I have become more enamoured, in the last year or two, with putting one foot in front of the other.
In the years before I became a mother and started to realign to my own sense of who I was and who I wanted to be in the world, putting one foot in front of the other was never good enough for me.
For the majority of my twenties, I was an avid triathlete. I broke a record for long distance swimming, and then three weeks later, I climbed Mount Kilimanjaro. I played a couple years of competitive women’s tackle football. I ran a marathon, and then a half marathon. I biked to work every day, topping out at over a hundred kilometres a week.

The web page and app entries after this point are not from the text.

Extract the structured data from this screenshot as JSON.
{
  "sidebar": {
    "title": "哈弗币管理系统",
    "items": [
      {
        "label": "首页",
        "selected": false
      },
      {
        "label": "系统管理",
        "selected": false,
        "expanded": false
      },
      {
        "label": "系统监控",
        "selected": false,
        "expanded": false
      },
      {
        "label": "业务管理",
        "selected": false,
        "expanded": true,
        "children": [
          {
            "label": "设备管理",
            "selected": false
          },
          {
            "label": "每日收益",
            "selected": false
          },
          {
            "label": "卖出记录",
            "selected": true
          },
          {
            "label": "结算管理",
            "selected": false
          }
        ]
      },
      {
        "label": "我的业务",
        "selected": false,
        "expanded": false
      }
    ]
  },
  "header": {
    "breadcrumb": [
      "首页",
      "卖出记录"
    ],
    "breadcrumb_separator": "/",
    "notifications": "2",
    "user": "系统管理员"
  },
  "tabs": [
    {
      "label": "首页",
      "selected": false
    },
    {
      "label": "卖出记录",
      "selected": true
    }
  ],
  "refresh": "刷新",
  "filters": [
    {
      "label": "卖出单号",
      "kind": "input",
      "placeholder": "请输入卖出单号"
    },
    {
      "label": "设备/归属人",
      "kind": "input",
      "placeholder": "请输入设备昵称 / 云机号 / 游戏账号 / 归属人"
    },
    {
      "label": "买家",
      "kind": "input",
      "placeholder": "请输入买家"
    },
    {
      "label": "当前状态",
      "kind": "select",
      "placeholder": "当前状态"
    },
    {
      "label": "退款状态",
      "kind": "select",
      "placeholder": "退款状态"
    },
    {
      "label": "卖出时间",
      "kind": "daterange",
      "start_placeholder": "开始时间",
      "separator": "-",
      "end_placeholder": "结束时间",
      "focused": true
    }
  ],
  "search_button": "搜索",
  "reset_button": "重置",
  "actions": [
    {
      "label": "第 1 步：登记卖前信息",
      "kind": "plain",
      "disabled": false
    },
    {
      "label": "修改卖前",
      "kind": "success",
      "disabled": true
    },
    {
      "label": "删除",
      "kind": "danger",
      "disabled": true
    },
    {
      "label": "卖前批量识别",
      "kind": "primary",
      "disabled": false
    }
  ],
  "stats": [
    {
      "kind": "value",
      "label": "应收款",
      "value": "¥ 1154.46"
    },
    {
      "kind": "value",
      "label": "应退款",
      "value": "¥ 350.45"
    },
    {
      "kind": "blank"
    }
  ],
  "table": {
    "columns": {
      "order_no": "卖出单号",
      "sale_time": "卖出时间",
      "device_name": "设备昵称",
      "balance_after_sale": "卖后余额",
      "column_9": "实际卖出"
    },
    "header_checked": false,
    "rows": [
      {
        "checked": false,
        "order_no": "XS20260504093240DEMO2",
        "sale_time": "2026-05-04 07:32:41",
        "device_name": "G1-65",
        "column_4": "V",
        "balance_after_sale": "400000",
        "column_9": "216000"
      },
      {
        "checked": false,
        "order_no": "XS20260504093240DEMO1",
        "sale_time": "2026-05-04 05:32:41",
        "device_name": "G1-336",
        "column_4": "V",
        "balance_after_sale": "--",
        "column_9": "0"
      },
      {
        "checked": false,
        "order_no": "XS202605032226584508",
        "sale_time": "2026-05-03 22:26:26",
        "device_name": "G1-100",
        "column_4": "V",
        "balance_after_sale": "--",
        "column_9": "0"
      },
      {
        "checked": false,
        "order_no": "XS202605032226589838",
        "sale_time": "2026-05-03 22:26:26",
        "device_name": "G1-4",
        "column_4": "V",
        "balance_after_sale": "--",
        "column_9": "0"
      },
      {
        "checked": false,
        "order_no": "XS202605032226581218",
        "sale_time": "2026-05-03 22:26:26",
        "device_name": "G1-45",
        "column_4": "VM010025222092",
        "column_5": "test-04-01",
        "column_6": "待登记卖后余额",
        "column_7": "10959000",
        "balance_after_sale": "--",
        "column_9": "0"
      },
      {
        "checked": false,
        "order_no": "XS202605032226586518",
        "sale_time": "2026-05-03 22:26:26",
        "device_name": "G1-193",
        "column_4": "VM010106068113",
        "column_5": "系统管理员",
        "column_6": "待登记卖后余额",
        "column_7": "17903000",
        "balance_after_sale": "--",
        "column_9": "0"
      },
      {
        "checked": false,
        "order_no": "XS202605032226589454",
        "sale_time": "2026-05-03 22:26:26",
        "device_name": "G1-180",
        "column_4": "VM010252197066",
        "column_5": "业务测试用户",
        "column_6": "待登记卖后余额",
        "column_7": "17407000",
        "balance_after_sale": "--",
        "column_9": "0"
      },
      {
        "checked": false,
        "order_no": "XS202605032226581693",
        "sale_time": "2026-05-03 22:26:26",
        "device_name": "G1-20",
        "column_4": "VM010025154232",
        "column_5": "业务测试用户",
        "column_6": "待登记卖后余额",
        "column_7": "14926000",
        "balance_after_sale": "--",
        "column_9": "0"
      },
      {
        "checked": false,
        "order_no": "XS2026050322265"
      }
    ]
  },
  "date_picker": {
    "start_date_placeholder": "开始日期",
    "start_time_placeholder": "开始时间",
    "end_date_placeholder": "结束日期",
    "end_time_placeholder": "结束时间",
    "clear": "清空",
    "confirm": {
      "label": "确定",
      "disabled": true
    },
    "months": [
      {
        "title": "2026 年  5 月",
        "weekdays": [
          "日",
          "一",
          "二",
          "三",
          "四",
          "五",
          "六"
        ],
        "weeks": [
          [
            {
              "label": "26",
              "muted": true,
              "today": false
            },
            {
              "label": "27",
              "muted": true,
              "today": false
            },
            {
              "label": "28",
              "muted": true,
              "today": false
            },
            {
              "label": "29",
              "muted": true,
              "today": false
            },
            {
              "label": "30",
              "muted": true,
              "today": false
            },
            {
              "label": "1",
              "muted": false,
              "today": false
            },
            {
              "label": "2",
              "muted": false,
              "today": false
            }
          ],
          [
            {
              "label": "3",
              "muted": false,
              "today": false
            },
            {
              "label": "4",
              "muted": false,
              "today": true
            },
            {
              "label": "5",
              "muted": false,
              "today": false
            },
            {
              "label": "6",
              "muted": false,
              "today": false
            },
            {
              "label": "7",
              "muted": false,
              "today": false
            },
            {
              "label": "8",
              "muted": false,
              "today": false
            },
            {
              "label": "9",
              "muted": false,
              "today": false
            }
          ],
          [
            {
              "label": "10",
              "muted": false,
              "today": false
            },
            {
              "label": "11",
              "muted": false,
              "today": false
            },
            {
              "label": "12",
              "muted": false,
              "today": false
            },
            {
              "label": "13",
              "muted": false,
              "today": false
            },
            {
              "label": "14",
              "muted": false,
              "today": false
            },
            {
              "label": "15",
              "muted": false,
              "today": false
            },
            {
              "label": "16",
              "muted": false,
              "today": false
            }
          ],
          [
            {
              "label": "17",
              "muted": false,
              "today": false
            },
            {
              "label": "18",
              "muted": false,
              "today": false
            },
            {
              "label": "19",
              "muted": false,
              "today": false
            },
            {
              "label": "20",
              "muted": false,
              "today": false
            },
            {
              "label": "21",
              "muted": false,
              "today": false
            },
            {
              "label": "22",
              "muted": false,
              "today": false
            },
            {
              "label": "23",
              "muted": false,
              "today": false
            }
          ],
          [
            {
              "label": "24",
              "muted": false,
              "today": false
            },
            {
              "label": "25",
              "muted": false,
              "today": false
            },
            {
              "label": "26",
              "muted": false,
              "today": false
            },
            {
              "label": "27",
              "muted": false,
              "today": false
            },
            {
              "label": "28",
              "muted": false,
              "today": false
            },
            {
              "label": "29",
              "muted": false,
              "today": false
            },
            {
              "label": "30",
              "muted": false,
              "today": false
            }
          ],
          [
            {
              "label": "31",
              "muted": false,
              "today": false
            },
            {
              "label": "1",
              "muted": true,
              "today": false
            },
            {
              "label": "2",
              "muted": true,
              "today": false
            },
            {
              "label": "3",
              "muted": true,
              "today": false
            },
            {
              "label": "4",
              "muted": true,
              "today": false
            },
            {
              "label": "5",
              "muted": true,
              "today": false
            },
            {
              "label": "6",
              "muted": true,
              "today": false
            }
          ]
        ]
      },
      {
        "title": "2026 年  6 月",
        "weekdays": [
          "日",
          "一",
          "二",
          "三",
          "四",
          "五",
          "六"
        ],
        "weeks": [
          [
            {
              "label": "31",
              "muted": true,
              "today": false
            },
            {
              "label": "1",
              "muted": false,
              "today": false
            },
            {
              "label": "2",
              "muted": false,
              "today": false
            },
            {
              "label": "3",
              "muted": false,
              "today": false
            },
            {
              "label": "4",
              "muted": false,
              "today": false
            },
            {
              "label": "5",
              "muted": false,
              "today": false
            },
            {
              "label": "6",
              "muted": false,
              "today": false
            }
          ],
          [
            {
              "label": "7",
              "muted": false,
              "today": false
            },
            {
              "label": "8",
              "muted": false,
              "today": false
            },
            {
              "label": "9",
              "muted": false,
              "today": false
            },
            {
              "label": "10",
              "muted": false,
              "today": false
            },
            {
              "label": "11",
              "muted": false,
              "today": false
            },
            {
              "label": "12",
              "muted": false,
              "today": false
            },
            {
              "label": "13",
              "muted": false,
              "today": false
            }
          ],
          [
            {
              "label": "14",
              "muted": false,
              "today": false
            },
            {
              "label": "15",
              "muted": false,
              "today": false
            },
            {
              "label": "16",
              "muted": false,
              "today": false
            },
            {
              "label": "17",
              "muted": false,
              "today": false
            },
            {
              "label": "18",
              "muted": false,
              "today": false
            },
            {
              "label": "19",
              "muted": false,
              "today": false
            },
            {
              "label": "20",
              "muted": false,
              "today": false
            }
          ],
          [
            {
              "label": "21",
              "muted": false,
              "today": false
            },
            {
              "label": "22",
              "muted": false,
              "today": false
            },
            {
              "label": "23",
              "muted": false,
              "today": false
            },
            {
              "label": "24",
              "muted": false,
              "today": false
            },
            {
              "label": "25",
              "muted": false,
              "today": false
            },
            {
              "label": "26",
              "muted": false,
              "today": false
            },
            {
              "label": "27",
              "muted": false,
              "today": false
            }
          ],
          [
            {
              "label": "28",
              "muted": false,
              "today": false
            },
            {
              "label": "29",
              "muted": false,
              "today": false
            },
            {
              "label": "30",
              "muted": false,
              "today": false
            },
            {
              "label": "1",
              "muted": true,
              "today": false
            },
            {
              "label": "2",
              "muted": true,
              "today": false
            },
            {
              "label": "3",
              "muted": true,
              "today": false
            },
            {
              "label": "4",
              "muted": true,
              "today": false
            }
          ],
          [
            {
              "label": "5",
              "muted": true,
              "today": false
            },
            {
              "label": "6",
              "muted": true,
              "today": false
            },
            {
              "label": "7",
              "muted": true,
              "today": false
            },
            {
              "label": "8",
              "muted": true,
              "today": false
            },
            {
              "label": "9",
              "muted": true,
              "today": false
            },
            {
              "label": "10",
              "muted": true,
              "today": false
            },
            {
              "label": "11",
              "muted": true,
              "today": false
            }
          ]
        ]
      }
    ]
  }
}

I realize now that what I was was in fact an exercise addict. I think I enjoyed all of that physical intensity and competitive pressure, but it’s very hard to differentiate, now, looking back, whether I actually enjoyed the act of running that far or swimming that hard, or if I enjoyed the reaction I got from telling people what I had accomplished, or the feeling of satisfaction I would get when I pushed through another distance goal.
Those years taught me more about myself and my body and what I’m capable of than I can express. They taught me resilience and strength and courage and lessons I am deeply, deeply grateful for. I credit much of the self-belief that impacts my day-to-day life now with the fortitude it took to live up to my own expectations then.
But I also bear the burden of those years. I have injuries to my lower back, knees, and shoulders that I am not sure are reversible; they are worsening as I age. They are the physical remnants of my constant striving, which, I realize now, are physical reminders of all the ways in which I wasn’t good enough yet.
These days, I walk a lot.
The competitive, goal-driven part of me still exists, and she gets a kick out of wearing a pedometer and setting step goals. But if my younger self knew that this is what exercise – which I now prefer to refer to as movement – would look like, she would be shocked and dismayed. Or maybe she would have slowed down a little, so that she could ensure herself the joy of still being able to run painlessly ten or fifteen years on.
The thing is, even though my movement practice no longer involves record breaking or Facebook-post-worthy competitive endeavours, I enjoy it.
I enjoy it in the moment.
Not the reaction I get from others who hear of what I’ve done. Not the satisfaction of meeting some externally-validated measure of physical prowess or fit appearance.
I enjoy the sound of the birds, the crunch of gravel under my feet, the shroud of trees around me and the dappling of sunlight. I love how quiet my mind gets, and how, with each step I take, I make space for inspiration to flow in.
I enjoy the sense of adventure that comes with heading out on backcountry hikes, which are my new favoured form of physical accomplishment – one that involves traveling to a place I’ve never been before, and experiencing Mother Nature in a deeper way.
One foot in front of the other.
It’s probably a metaphor for life nowadays, too. I used to be almost solitarily motivated by goals. Now, though I have a few goals for my life (travel more, write a book, see Dave Matthews Band play live), I’m far more motivated by the enjoyment of the day-to-day.